Published byCIPD

"The Great Resignation" has given way to "The Big Stay” as staff turnover and vacancies are set to decline

The CIPD is calling on employers to focus on upskilling existing staff and development opportunities, as job moves slow to pre-pandemic levels

Workers are increasingly staying put in their current jobs and more employers are holding steady on staffing levels as the labour market slows, according to the CIPD’s latest Labour Market Outlook report. The survey shows more than half (55%) of employers are looking to maintain their current staff level - the highest level since winter 2016/17.

The CIPD's new report, based on a quarterly survey of 2,009 employers, also cites data from the ONS vacancy survey and analysis on turnover from the Labour Force Survey, with all indicators pointing to lower staff attrition in 2024 and trends returning to pre-pandemic levels.

In response to this employment context, the CIPD is calling on employers to focus on upskilling opportunities to retain and develop their existing workforce.

Fewer employers are expecting staff levels to increase in the coming months, continuing the downward trend in workforce growth expectations. The CIPD's Labour Market Outlook found that 30% of employers expect staff levels to increase in the next three months, down from 37% twelve months ago. Its net employment balance – which measures the difference between employers expecting to increase staff levels in the next three months and those expecting to decrease staff levels – has fallen from +22 to +19.

Upskilling the existing workforce is currently the most common employer response to hard-to-fill-vacancies (52%), while 36% of employers are increasing the duties of existing staff. Increasing pay, however, remains a popular option to address hard-to-fill vacancies with 41% of employers using this approach in the past six months.

James Cockett, labour market economist for the CIPD, the professional body for HR and people development, said:

“When the economy reopened post-pandemic, turnover and vacancy levels rose in response to the hot recruitment market. Now, the so-called 'Great Resignation' is well and truly over and has been replaced by 'The Big Stay', with more people opting for job stability. Falling staff turnover and vacancies also mean the balance of power in the labour market is moving in the direction of employers and away from workers.

“Based on the trends in our report, there’s likely to be further falls in both turnover and vacancy levels in 2024. Employers will need to look forward and factor in this lower attrition when making decisions around staffing levels and the future of their workforce. We are now entering a more stable period, as recruitment trends bounce back to pre-pandemic levels.

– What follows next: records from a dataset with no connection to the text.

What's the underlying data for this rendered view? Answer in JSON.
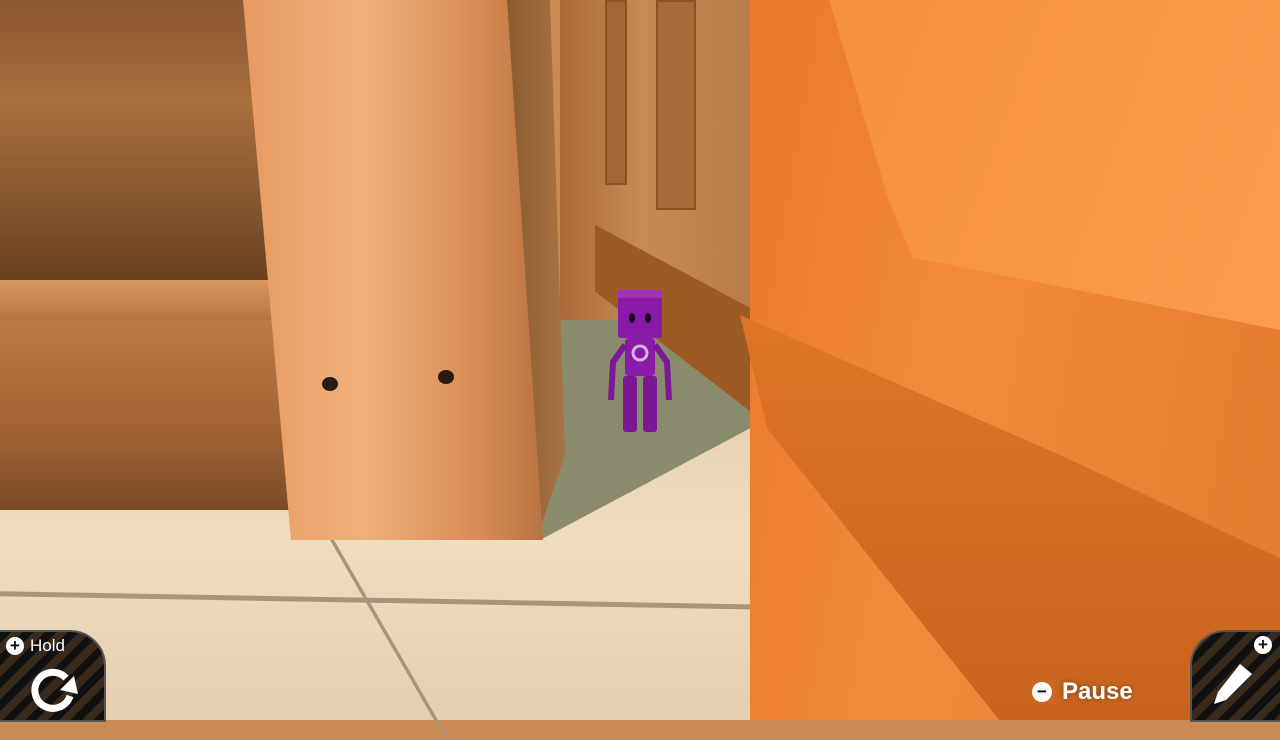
{
  "hud": {
    "hold": {
      "button": "+",
      "label": "Hold",
      "icon": "rotate-clockwise-icon"
    },
    "pause": {
      "button": "−",
      "label": "Pause"
    },
    "edit": {
      "button": "+",
      "icon": "pencil-icon"
    }
  },
  "colors": {
    "character": "#8a1aa8",
    "cabinet": "#f48a3c"
  }
}
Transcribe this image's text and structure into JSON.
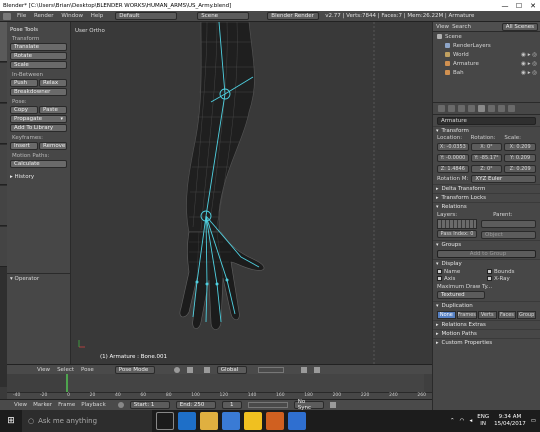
{
  "titlebar": {
    "title": "Blender* [C:\\Users\\Brian\\Desktop\\BLENDER WORKS\\HUMAN_ARMS\\US_Army.blend]",
    "controls": [
      "—",
      "☐",
      "✕"
    ]
  },
  "infobar": {
    "menus": [
      "File",
      "Render",
      "Window",
      "Help"
    ],
    "layout": "Default",
    "scene": "Scene",
    "engine": "Blender Render",
    "stats": "v2.77 | Verts:7844 | Faces:7 | Mem:26.22M | Armature"
  },
  "shelf": {
    "title": "Pose Tools",
    "transform_header": "Transform",
    "transform_buttons": [
      "Translate",
      "Rotate",
      "Scale"
    ],
    "inbetween_header": "In-Between",
    "inbetween_row": [
      "Push",
      "Relax"
    ],
    "breakdowner": "Breakdowner",
    "pose_header": "Pose:",
    "pose_row": [
      "Copy",
      "Paste"
    ],
    "propagate": "Propagate",
    "add_library": "Add To Library",
    "keyframes_header": "Keyframes:",
    "keyframes_row": [
      "Insert",
      "Remove"
    ],
    "motion_header": "Motion Paths:",
    "calculate": "Calculate",
    "history": "History",
    "operator": "Operator"
  },
  "viewport": {
    "title": "User Ortho",
    "status": "(1) Armature : Bone.001"
  },
  "vpheader": {
    "menus": [
      "View",
      "Select",
      "Pose"
    ],
    "mode": "Pose Mode",
    "orientation": "Global"
  },
  "timeline": {
    "ruler": [
      "-40",
      "-20",
      "0",
      "20",
      "40",
      "60",
      "80",
      "100",
      "120",
      "140",
      "160",
      "180",
      "200",
      "220",
      "240",
      "260"
    ],
    "menus": [
      "View",
      "Marker",
      "Frame",
      "Playback"
    ],
    "start_label": "Start:",
    "start": "1",
    "end_label": "End:",
    "end": "250",
    "current": "1",
    "sync": "No Sync"
  },
  "outliner": {
    "menus": [
      "View",
      "Search",
      "All Scenes"
    ],
    "items": [
      {
        "label": "Scene",
        "color": "#b0b0b0"
      },
      {
        "label": "RenderLayers",
        "color": "#8ea5c8"
      },
      {
        "label": "World",
        "color": "#c0a060"
      },
      {
        "label": "Armature",
        "color": "#d09050"
      },
      {
        "label": "Bah",
        "color": "#d09050"
      }
    ]
  },
  "props": {
    "object_name": "Armature",
    "transform": "Transform",
    "location_label": "Location:",
    "rotation_label": "Rotation:",
    "scale_label": "Scale:",
    "location": [
      "X: -0.0353",
      "Y: -0.0000",
      "Z: 1.4846"
    ],
    "rotation": [
      "X: 0°",
      "Y: -85.17°",
      "Z: 0°"
    ],
    "scale": [
      "X: 0.209",
      "Y: 0.209",
      "Z: 0.209"
    ],
    "rotation_mode_label": "Rotation M:",
    "rotation_mode": "XYZ Euler",
    "sections1": [
      "Delta Transform",
      "Transform Locks"
    ],
    "relations": "Relations",
    "layers_label": "Layers:",
    "parent_label": "Parent:",
    "parent_value": "Object",
    "pass_index": "Pass Index:",
    "pass_index_value": "0",
    "groups": "Groups",
    "add_to_group": "Add to Group",
    "display": "Display",
    "display_opts": [
      "Name",
      "Axis",
      "Bounds",
      "X-Ray"
    ],
    "max_draw_label": "Maximum Draw Ty...",
    "max_draw": "Textured",
    "duplication": "Duplication",
    "dup_tabs": [
      "None",
      "Frames",
      "Verts",
      "Faces",
      "Group"
    ],
    "sections2": [
      "Relations Extras",
      "Motion Paths",
      "Custom Properties"
    ]
  },
  "taskbar": {
    "search": "Ask me anything",
    "lang1": "ENG",
    "lang2": "IN",
    "time": "9:34 AM",
    "date": "15/04/2017"
  }
}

“In this context, it’s even more important that employers invest in existing staff through upskilling and development opportunities. Skills are vital to meeting both current and future business demands and employers need to consider what skills need to be developed now, in order to create successful and productive workforces in future.”

Despite the evidence of a less dynamic and competitive labour market, the CIPD's survey shows employers’ basic pay increase expectations for the next 12 months have not fallen since our previous survey and remain at 4% overall. These sit at 4% in the private and voluntary sectors and 3% in the public sector.

Cockett continues: “There has been no change in pay increase expectations since last quarter. However, the gap between public and private pay awards continues, with the rate of inflation now sitting between these two figures.

“While employers pay rise expectations remain above pre-pandemic levels, we would expect them to adjust their plans for pay rises in the coming months, as inflation falls and the labour market continues to slow.”

The latest Labour Market Outlook report surveyed 2,009 employers in March and April 2024 about their approaches to pay, staffing levels and addressing vacancies. Other key findings include:

UK employers continue to have hard-to-fill vacancies

  • 37% of employers report hard-to-fill vacancies. Over half (52%) of public sector employers report hard-to-fill vacancies, compared to 33% in the private sector. Hard-to-fill vacancies are most prevalent among employers in education (58%).
  • One in five (20%) employers expect significant problems in filling vacancies the next six months. This rate increases to two in five (39%) in the public sector.

Workforce growth expectations vary significantly across different sectors

  • The net employment balance is just +3 in the public sector, compared to +24 in the private sector, demonstrating the gap between public and private sector employment intentions.
  • Employers in the public sector are twice as likely as those in the private sector to decrease their total staff level over this period (19% v 9%). Overall, 11% of UK employers are looking to decrease staff levels in the next three months.